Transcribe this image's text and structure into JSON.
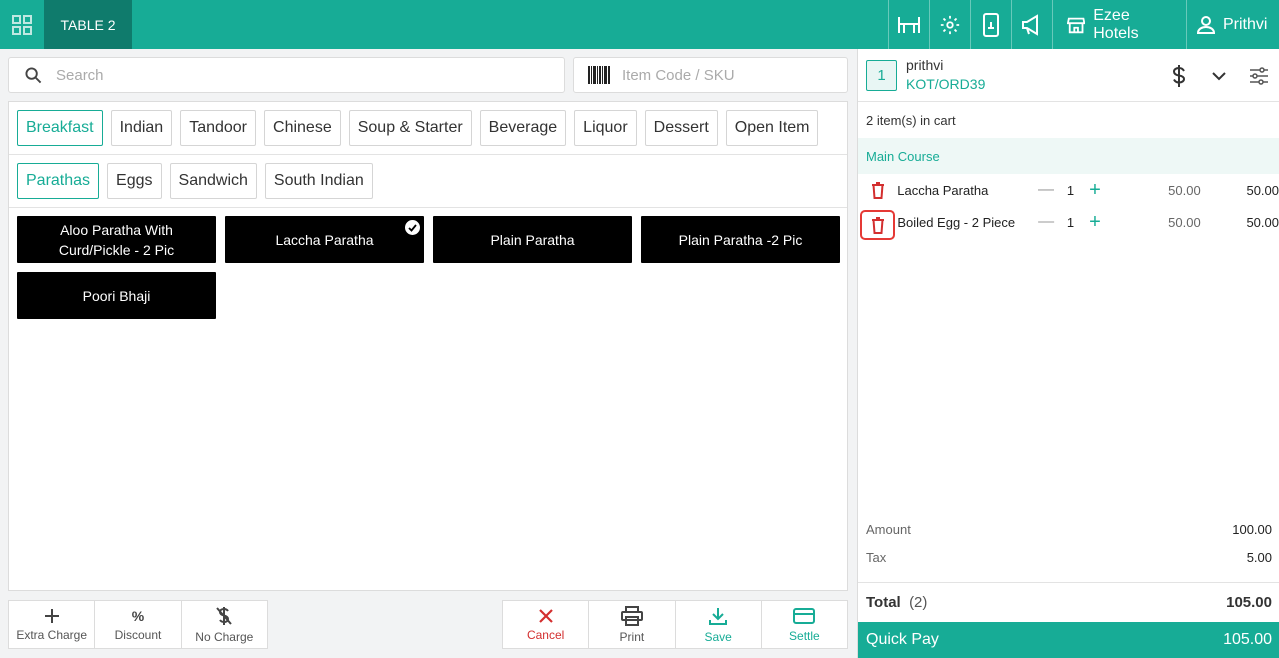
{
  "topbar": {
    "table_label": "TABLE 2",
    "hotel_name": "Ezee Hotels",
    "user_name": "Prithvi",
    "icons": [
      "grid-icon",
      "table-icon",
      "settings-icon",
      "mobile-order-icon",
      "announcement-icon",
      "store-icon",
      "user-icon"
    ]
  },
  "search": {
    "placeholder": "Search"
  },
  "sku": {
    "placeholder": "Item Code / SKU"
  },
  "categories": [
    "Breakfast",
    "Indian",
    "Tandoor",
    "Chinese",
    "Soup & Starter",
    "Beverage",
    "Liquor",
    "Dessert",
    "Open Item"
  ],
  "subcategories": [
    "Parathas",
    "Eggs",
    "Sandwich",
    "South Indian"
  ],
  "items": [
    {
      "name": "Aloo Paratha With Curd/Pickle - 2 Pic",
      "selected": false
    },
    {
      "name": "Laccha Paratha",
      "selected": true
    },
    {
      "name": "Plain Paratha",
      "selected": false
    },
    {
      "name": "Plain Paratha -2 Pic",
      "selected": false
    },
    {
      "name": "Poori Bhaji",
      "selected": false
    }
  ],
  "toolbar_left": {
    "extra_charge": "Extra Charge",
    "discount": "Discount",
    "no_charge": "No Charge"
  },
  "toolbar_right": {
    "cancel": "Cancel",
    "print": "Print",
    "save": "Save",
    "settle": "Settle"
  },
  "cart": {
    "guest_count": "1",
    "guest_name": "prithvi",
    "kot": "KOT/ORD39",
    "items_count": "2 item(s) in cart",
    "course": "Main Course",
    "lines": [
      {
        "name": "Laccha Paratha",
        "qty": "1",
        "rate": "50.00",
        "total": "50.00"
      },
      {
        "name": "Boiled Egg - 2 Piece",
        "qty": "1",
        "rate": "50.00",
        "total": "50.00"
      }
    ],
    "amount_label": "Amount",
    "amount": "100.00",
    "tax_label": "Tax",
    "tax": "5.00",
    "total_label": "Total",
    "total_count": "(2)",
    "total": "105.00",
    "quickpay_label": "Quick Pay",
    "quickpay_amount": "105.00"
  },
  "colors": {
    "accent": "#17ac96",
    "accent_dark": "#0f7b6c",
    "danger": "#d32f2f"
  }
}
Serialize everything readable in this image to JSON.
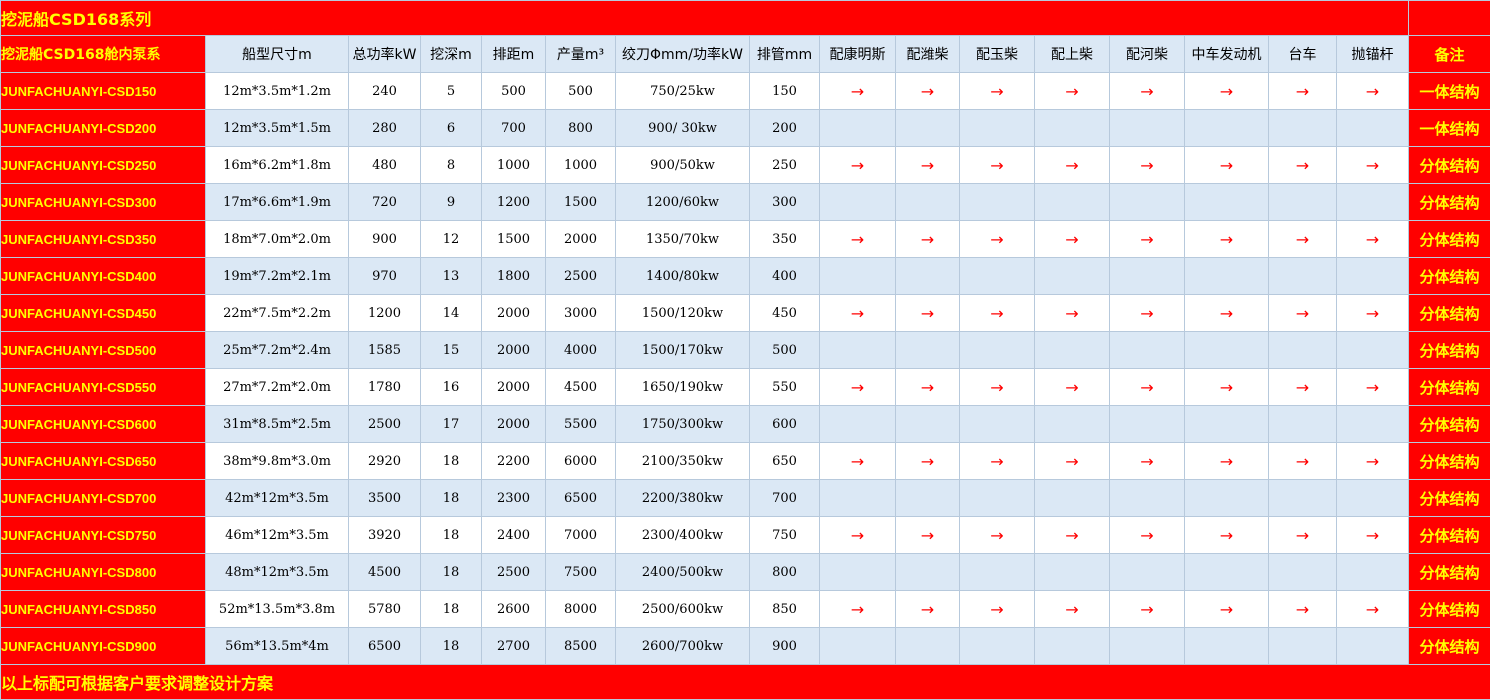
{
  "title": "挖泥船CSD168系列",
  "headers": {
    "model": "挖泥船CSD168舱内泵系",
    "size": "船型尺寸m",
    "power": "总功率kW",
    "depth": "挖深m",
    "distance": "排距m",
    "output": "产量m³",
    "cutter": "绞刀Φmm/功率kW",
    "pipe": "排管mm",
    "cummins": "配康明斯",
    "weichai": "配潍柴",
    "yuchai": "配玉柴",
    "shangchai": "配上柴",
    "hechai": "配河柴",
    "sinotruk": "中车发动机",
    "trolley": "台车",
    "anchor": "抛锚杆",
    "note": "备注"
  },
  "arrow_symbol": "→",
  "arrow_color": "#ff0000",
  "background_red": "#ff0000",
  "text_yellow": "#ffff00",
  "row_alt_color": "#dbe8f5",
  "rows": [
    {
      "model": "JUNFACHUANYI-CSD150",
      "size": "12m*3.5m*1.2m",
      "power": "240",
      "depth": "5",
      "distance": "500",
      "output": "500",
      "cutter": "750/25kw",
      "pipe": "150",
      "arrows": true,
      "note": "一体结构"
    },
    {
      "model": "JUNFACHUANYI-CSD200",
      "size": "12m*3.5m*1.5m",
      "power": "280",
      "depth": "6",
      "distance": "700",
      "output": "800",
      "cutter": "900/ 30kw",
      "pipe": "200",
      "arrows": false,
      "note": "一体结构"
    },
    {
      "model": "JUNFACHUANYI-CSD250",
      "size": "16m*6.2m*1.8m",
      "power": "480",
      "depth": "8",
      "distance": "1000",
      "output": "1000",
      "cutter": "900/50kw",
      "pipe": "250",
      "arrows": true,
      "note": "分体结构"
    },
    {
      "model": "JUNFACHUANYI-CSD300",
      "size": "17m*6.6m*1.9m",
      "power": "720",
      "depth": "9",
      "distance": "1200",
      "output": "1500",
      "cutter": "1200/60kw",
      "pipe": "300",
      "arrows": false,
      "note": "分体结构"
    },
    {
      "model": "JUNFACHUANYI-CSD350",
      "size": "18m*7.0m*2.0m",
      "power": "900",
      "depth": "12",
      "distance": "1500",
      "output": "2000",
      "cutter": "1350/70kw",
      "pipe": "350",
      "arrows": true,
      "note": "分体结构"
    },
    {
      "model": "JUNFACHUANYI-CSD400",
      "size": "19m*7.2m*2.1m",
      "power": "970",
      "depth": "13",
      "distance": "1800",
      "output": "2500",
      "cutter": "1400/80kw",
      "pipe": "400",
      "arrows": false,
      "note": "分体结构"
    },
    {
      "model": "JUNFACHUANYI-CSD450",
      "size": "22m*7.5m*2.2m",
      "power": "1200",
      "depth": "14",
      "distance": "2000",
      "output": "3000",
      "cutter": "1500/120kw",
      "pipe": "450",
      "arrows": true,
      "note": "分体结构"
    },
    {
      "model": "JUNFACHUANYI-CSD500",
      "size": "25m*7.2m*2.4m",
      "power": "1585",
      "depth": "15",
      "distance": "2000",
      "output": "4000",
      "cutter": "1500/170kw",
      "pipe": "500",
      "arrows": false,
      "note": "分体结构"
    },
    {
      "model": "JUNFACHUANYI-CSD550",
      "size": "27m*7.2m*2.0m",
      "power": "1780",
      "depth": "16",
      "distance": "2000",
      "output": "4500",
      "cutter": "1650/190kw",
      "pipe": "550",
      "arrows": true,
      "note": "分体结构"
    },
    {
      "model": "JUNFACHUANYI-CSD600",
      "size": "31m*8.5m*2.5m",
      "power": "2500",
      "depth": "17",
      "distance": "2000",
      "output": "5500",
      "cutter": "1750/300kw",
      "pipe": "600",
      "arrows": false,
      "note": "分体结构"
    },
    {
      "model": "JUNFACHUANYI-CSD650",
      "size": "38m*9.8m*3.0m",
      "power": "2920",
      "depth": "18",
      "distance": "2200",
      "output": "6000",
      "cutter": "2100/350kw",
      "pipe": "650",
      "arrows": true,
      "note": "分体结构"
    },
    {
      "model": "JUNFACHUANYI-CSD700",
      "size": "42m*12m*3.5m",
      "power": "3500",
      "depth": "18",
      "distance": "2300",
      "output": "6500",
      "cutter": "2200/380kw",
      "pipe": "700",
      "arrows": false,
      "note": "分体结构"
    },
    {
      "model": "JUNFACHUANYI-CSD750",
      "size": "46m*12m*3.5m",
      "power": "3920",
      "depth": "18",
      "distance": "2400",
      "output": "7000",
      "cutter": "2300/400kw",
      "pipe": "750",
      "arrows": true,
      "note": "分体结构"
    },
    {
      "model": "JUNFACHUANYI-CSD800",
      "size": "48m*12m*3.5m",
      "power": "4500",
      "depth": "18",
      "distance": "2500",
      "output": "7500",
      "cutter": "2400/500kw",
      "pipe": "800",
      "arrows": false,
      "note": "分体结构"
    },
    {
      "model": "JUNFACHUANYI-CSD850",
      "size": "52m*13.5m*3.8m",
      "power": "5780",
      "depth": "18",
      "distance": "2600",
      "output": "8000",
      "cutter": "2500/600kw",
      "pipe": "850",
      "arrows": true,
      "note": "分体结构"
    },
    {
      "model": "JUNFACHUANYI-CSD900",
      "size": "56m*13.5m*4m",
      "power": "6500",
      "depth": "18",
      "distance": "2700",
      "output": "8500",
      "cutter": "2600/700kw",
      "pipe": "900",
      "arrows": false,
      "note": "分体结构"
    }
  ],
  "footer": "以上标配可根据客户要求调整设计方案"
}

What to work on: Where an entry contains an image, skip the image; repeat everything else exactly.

Written reply:
Transcribe this image's text and structure into JSON.
{
  "topbar": {
    "table_label": "TABLE 2",
    "hotel_name": "Ezee Hotels",
    "user_name": "Prithvi",
    "icons": [
      "grid-icon",
      "table-icon",
      "settings-icon",
      "mobile-order-icon",
      "announcement-icon",
      "store-icon",
      "user-icon"
    ]
  },
  "search": {
    "placeholder": "Search"
  },
  "sku": {
    "placeholder": "Item Code / SKU"
  },
  "categories": [
    "Breakfast",
    "Indian",
    "Tandoor",
    "Chinese",
    "Soup & Starter",
    "Beverage",
    "Liquor",
    "Dessert",
    "Open Item"
  ],
  "subcategories": [
    "Parathas",
    "Eggs",
    "Sandwich",
    "South Indian"
  ],
  "items": [
    {
      "name": "Aloo Paratha With Curd/Pickle - 2 Pic",
      "selected": false
    },
    {
      "name": "Laccha Paratha",
      "selected": true
    },
    {
      "name": "Plain Paratha",
      "selected": false
    },
    {
      "name": "Plain Paratha -2 Pic",
      "selected": false
    },
    {
      "name": "Poori Bhaji",
      "selected": false
    }
  ],
  "toolbar_left": {
    "extra_charge": "Extra Charge",
    "discount": "Discount",
    "no_charge": "No Charge"
  },
  "toolbar_right": {
    "cancel": "Cancel",
    "print": "Print",
    "save": "Save",
    "settle": "Settle"
  },
  "cart": {
    "guest_count": "1",
    "guest_name": "prithvi",
    "kot": "KOT/ORD39",
    "items_count": "2 item(s) in cart",
    "course": "Main Course",
    "lines": [
      {
        "name": "Laccha Paratha",
        "qty": "1",
        "rate": "50.00",
        "total": "50.00"
      },
      {
        "name": "Boiled Egg - 2 Piece",
        "qty": "1",
        "rate": "50.00",
        "total": "50.00"
      }
    ],
    "amount_label": "Amount",
    "amount": "100.00",
    "tax_label": "Tax",
    "tax": "5.00",
    "total_label": "Total",
    "total_count": "(2)",
    "total": "105.00",
    "quickpay_label": "Quick Pay",
    "quickpay_amount": "105.00"
  },
  "colors": {
    "accent": "#17ac96",
    "accent_dark": "#0f7b6c",
    "danger": "#d32f2f"
  }
}
Serialize everything readable in this image to JSON.
{
  "title": "挖泥船CSD168系列",
  "headers": {
    "model": "挖泥船CSD168舱内泵系",
    "size": "船型尺寸m",
    "power": "总功率kW",
    "depth": "挖深m",
    "distance": "排距m",
    "output": "产量m³",
    "cutter": "绞刀Φmm/功率kW",
    "pipe": "排管mm",
    "cummins": "配康明斯",
    "weichai": "配潍柴",
    "yuchai": "配玉柴",
    "shangchai": "配上柴",
    "hechai": "配河柴",
    "sinotruk": "中车发动机",
    "trolley": "台车",
    "anchor": "抛锚杆",
    "note": "备注"
  },
  "arrow_symbol": "→",
  "arrow_color": "#ff0000",
  "background_red": "#ff0000",
  "text_yellow": "#ffff00",
  "row_alt_color": "#dbe8f5",
  "rows": [
    {
      "model": "JUNFACHUANYI-CSD150",
      "size": "12m*3.5m*1.2m",
      "power": "240",
      "depth": "5",
      "distance": "500",
      "output": "500",
      "cutter": "750/25kw",
      "pipe": "150",
      "arrows": true,
      "note": "一体结构"
    },
    {
      "model": "JUNFACHUANYI-CSD200",
      "size": "12m*3.5m*1.5m",
      "power": "280",
      "depth": "6",
      "distance": "700",
      "output": "800",
      "cutter": "900/ 30kw",
      "pipe": "200",
      "arrows": false,
      "note": "一体结构"
    },
    {
      "model": "JUNFACHUANYI-CSD250",
      "size": "16m*6.2m*1.8m",
      "power": "480",
      "depth": "8",
      "distance": "1000",
      "output": "1000",
      "cutter": "900/50kw",
      "pipe": "250",
      "arrows": true,
      "note": "分体结构"
    },
    {
      "model": "JUNFACHUANYI-CSD300",
      "size": "17m*6.6m*1.9m",
      "power": "720",
      "depth": "9",
      "distance": "1200",
      "output": "1500",
      "cutter": "1200/60kw",
      "pipe": "300",
      "arrows": false,
      "note": "分体结构"
    },
    {
      "model": "JUNFACHUANYI-CSD350",
      "size": "18m*7.0m*2.0m",
      "power": "900",
      "depth": "12",
      "distance": "1500",
      "output": "2000",
      "cutter": "1350/70kw",
      "pipe": "350",
      "arrows": true,
      "note": "分体结构"
    },
    {
      "model": "JUNFACHUANYI-CSD400",
      "size": "19m*7.2m*2.1m",
      "power": "970",
      "depth": "13",
      "distance": "1800",
      "output": "2500",
      "cutter": "1400/80kw",
      "pipe": "400",
      "arrows": false,
      "note": "分体结构"
    },
    {
      "model": "JUNFACHUANYI-CSD450",
      "size": "22m*7.5m*2.2m",
      "power": "1200",
      "depth": "14",
      "distance": "2000",
      "output": "3000",
      "cutter": "1500/120kw",
      "pipe": "450",
      "arrows": true,
      "note": "分体结构"
    },
    {
      "model": "JUNFACHUANYI-CSD500",
      "size": "25m*7.2m*2.4m",
      "power": "1585",
      "depth": "15",
      "distance": "2000",
      "output": "4000",
      "cutter": "1500/170kw",
      "pipe": "500",
      "arrows": false,
      "note": "分体结构"
    },
    {
      "model": "JUNFACHUANYI-CSD550",
      "size": "27m*7.2m*2.0m",
      "power": "1780",
      "depth": "16",
      "distance": "2000",
      "output": "4500",
      "cutter": "1650/190kw",
      "pipe": "550",
      "arrows": true,
      "note": "分体结构"
    },
    {
      "model": "JUNFACHUANYI-CSD600",
      "size": "31m*8.5m*2.5m",
      "power": "2500",
      "depth": "17",
      "distance": "2000",
      "output": "5500",
      "cutter": "1750/300kw",
      "pipe": "600",
      "arrows": false,
      "note": "分体结构"
    },
    {
      "model": "JUNFACHUANYI-CSD650",
      "size": "38m*9.8m*3.0m",
      "power": "2920",
      "depth": "18",
      "distance": "2200",
      "output": "6000",
      "cutter": "2100/350kw",
      "pipe": "650",
      "arrows": true,
      "note": "分体结构"
    },
    {
      "model": "JUNFACHUANYI-CSD700",
      "size": "42m*12m*3.5m",
      "power": "3500",
      "depth": "18",
      "distance": "2300",
      "output": "6500",
      "cutter": "2200/380kw",
      "pipe": "700",
      "arrows": false,
      "note": "分体结构"
    },
    {
      "model": "JUNFACHUANYI-CSD750",
      "size": "46m*12m*3.5m",
      "power": "3920",
      "depth": "18",
      "distance": "2400",
      "output": "7000",
      "cutter": "2300/400kw",
      "pipe": "750",
      "arrows": true,
      "note": "分体结构"
    },
    {
      "model": "JUNFACHUANYI-CSD800",
      "size": "48m*12m*3.5m",
      "power": "4500",
      "depth": "18",
      "distance": "2500",
      "output": "7500",
      "cutter": "2400/500kw",
      "pipe": "800",
      "arrows": false,
      "note": "分体结构"
    },
    {
      "model": "JUNFACHUANYI-CSD850",
      "size": "52m*13.5m*3.8m",
      "power": "5780",
      "depth": "18",
      "distance": "2600",
      "output": "8000",
      "cutter": "2500/600kw",
      "pipe": "850",
      "arrows": true,
      "note": "分体结构"
    },
    {
      "model": "JUNFACHUANYI-CSD900",
      "size": "56m*13.5m*4m",
      "power": "6500",
      "depth": "18",
      "distance": "2700",
      "output": "8500",
      "cutter": "2600/700kw",
      "pipe": "900",
      "arrows": false,
      "note": "分体结构"
    }
  ],
  "footer": "以上标配可根据客户要求调整设计方案"
}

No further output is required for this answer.